Sideways Correction May Disappoint Investors
Bruce McCain of Key Private Bank warned that contrary to the traditional downward movement, market corrections could also be sideways. “People looking for strong [downward] corrections may be disappointed and therefore may have a hard time struggling to catch up with the market as it begins to rise,” he said.
Significant Market Pullback in Six Months
Stephen Koukoulas of TD Securities said with housing starts at an all-time low and increasing unemployment rates, he still sees a lot of pessimism in the economy. “Our hunch is that the stock market will have a significant pullback in the next six months.” He said government bond yields are an attractive alternative for a safe haven.
GE CEO Supports Cap-and-Trade Energy Approach
There are a number of indicators showing signs of stabilization, said Jeff Immelt, CEO of General Electric . “The demand for commercial lending in small businesses has grown dramatically…I see that as a generally positive sign,” he said. He also supported the cap-and-trade approach to energy, saying it’s the “most effective way to create a market.”
(Editor's note: GE is the parent company of CNBC.)
Gov’t Program Starting to Work

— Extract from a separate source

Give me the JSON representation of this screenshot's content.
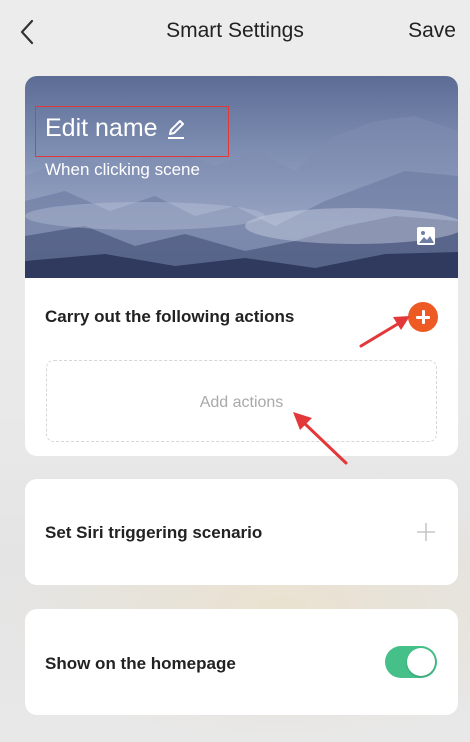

The government’s program is really starting to have a positive effect, said Robert Wolf of UBS Group Americas. “The Fed, the Treasury and the FDIC brought stability in the markets,” he said. Although he doesn’t expect a market recovery until the end of 2009, “we now have some nice foundation to start one.”